### Exercise goal
Show all lines of the entries in which the word "Change" is found.

### Given data
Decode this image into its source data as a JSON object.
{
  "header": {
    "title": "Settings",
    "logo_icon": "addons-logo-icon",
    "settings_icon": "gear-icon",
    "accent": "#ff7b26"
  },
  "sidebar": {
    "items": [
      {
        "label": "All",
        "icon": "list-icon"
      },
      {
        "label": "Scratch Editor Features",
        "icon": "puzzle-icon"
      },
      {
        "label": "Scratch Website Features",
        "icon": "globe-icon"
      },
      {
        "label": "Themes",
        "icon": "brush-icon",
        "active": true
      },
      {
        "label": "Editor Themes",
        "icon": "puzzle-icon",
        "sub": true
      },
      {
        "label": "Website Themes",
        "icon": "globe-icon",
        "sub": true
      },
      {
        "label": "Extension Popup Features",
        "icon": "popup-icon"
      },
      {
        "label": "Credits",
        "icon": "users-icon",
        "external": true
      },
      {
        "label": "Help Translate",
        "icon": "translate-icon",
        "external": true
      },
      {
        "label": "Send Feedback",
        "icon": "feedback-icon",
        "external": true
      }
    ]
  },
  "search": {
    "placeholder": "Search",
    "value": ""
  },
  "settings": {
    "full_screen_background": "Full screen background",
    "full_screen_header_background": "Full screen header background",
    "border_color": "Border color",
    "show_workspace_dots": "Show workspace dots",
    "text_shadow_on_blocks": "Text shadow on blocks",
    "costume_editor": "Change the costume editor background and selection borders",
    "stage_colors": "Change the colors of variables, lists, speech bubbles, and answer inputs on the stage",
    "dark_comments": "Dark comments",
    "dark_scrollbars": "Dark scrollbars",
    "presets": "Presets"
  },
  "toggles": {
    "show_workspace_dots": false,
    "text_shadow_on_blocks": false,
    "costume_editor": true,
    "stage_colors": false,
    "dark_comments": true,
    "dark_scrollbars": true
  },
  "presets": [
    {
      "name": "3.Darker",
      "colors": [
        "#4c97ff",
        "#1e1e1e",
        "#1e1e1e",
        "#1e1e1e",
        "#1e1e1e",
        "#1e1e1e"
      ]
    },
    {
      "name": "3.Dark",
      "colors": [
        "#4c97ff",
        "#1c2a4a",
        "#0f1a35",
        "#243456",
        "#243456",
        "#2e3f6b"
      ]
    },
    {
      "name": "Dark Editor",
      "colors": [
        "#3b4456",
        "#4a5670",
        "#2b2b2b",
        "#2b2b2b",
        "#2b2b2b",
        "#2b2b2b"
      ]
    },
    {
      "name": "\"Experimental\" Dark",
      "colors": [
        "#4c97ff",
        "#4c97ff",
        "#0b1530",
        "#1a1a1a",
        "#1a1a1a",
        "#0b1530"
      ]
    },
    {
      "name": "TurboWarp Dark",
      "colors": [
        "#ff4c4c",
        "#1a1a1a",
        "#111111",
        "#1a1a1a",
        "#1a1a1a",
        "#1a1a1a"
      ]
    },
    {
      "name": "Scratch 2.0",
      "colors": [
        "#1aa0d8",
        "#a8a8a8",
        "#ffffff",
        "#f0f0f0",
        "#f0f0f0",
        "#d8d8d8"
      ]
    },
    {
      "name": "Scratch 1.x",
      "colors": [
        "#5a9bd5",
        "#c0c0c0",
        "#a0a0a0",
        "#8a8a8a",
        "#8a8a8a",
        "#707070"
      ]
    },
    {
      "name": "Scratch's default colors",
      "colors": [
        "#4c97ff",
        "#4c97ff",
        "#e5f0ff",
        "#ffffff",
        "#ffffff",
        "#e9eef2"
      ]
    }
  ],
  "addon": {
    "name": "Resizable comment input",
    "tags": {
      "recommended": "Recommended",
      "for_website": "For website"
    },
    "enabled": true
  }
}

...

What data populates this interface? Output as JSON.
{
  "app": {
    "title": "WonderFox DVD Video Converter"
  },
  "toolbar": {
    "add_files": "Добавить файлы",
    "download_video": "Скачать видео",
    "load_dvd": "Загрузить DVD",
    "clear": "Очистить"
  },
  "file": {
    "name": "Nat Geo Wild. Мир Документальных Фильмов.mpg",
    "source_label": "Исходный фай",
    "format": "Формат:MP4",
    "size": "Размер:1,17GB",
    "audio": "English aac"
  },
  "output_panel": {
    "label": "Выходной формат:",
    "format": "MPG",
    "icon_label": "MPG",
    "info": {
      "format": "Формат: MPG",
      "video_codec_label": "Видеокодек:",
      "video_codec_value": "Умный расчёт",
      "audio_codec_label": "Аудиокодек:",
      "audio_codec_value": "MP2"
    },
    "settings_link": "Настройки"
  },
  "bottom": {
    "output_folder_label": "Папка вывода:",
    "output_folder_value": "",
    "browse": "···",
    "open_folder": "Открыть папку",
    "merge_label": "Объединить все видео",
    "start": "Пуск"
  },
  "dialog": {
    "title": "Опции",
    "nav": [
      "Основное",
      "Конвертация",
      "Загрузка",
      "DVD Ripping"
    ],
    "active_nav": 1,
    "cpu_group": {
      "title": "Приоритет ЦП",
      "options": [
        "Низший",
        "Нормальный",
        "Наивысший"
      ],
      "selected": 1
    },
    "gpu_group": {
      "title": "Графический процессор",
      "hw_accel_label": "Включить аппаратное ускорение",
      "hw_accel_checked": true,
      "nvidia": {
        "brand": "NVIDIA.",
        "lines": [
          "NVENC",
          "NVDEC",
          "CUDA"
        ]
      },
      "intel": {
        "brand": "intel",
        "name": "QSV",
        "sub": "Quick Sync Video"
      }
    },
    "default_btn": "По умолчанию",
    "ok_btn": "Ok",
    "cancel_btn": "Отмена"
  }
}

### Exercise response
    "costume_editor": "Change the costume editor background and selection borders",
    "stage_colors": "Change the colors of variables, lists, speech bubbles, and answer inputs on the stage",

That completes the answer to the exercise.